A network of early warning sensors will be installed in BC to alert people when an earthquake is underway.
Their purpose is to warn people before the most powerful seismic waves arrive at coastal communities, providing a few seconds to take action that can help reduce injuries and death, and generate alerts for critical infrastructure and industry.
Jonathan Wilkinson, Minister of Natural Resources, and Bowinn Ma, British Columbia Minister of Emergency Management and Climate Readiness, announced in Victoria yesterday that British Columbia is installing up to 50 earthquake early warning sensors in high seismic risk areas.
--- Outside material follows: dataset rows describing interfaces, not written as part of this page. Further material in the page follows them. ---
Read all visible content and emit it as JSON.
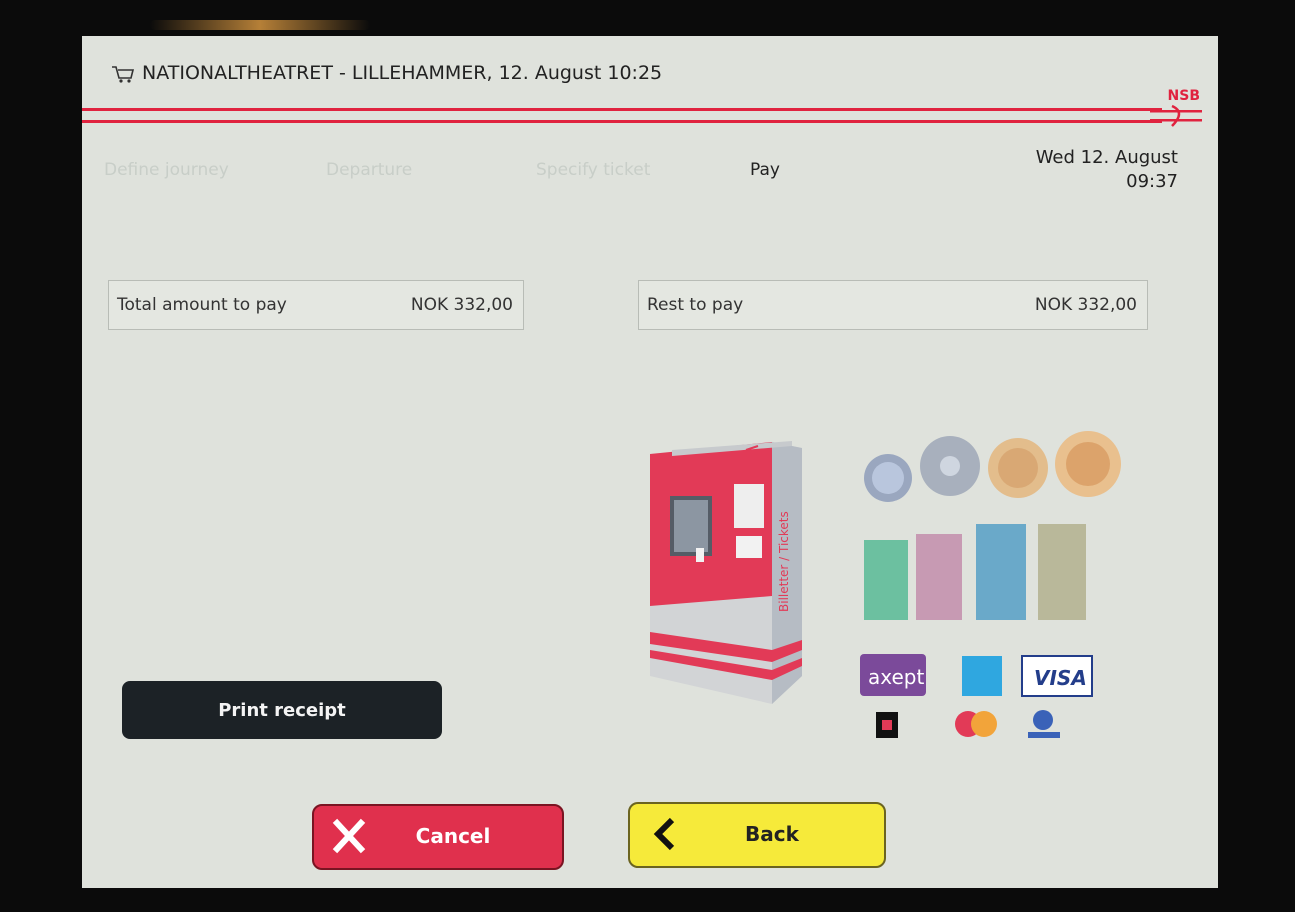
{
  "header": {
    "title": "NATIONALTHEATRET - LILLEHAMMER, 12. August 10:25",
    "brand": "NSB"
  },
  "steps": [
    {
      "label": "Define journey",
      "state": "done"
    },
    {
      "label": "Departure",
      "state": "done"
    },
    {
      "label": "Specify ticket",
      "state": "done"
    },
    {
      "label": "Pay",
      "state": "active"
    }
  ],
  "datetime": {
    "date": "Wed 12. August",
    "time": "09:37"
  },
  "total": {
    "label": "Total amount to pay",
    "value": "NOK 332,00"
  },
  "rest": {
    "label": "Rest to pay",
    "value": "NOK 332,00"
  },
  "kiosk": {
    "side_text": "Billetter / Tickets"
  },
  "payment_methods": {
    "coins": 4,
    "banknotes": 4,
    "cards": [
      "axept",
      "amex",
      "VISA",
      "coop",
      "mastercard",
      "maestro"
    ],
    "axept_label": "axept",
    "visa_label": "VISA"
  },
  "buttons": {
    "receipt": "Print receipt",
    "cancel": "Cancel",
    "back": "Back"
  },
  "colors": {
    "accent": "#e0233f",
    "cancel": "#e0304d",
    "back": "#f6ea3a",
    "receipt": "#1c2226",
    "screen": "#dfe2dc"
  }
}
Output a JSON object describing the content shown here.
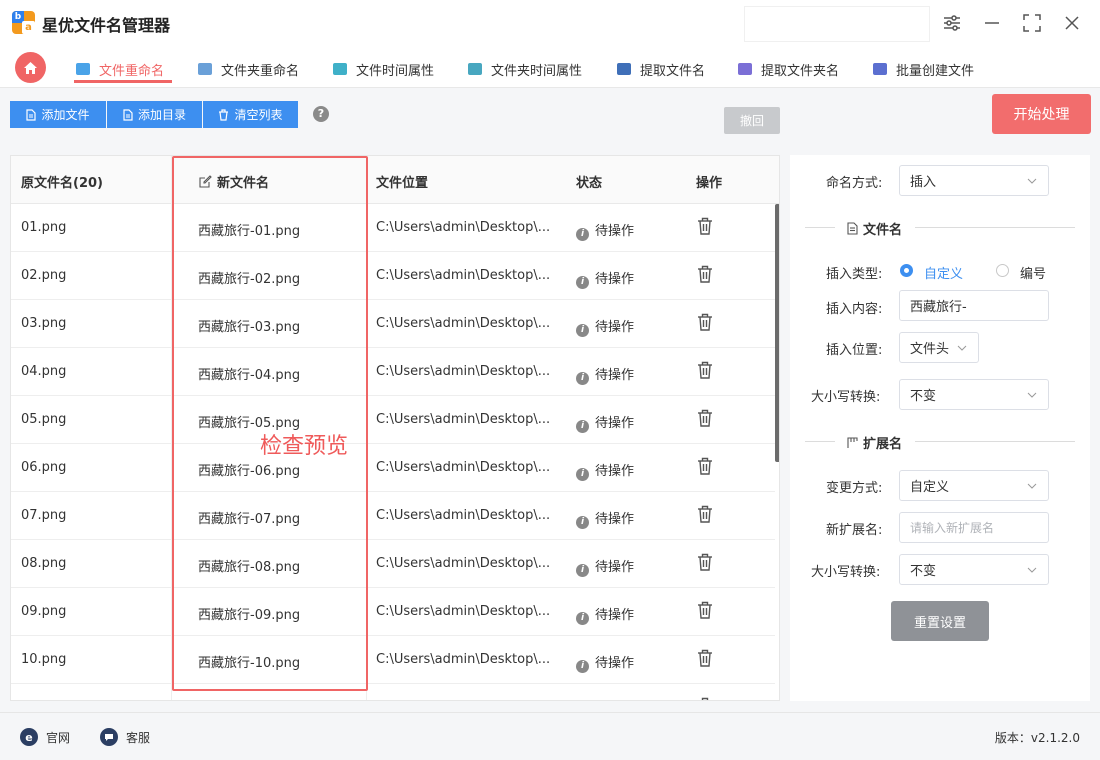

They will connect to the national Earthquake Early Warning system that’s expected to go into operation next year, supplementing several hundred sensors already installed by Natural Resources Canada.
The government says alerts from the EEW system could also be used by infrastructure safety systems to take action automatically, such as:
- Triggering trains to slow down
- Stopping traffic from driving onto bridges or into tunnels
- Diverting incoming air traffic
- Allowing surgeons to stop surgery
- Closing gas valves
- Opening fire hall and ambulance bay doors
There are about 5,000 earthquakes across Canada each year, mostly along the coast of British Columbia.
On January 26, 1700, the west coast experienced a magnitude 9 earthquake that was followed by a tsunami.
The federal government says if a similar megathrust earthquake happens, the system could deliver up to four minutes of warning before the strongest shaking begins in coastal communities.
When the full system is operational, more than 10 million people in Canada in the most earthquake-prone regions will receive Earthquake Early Warning alerts.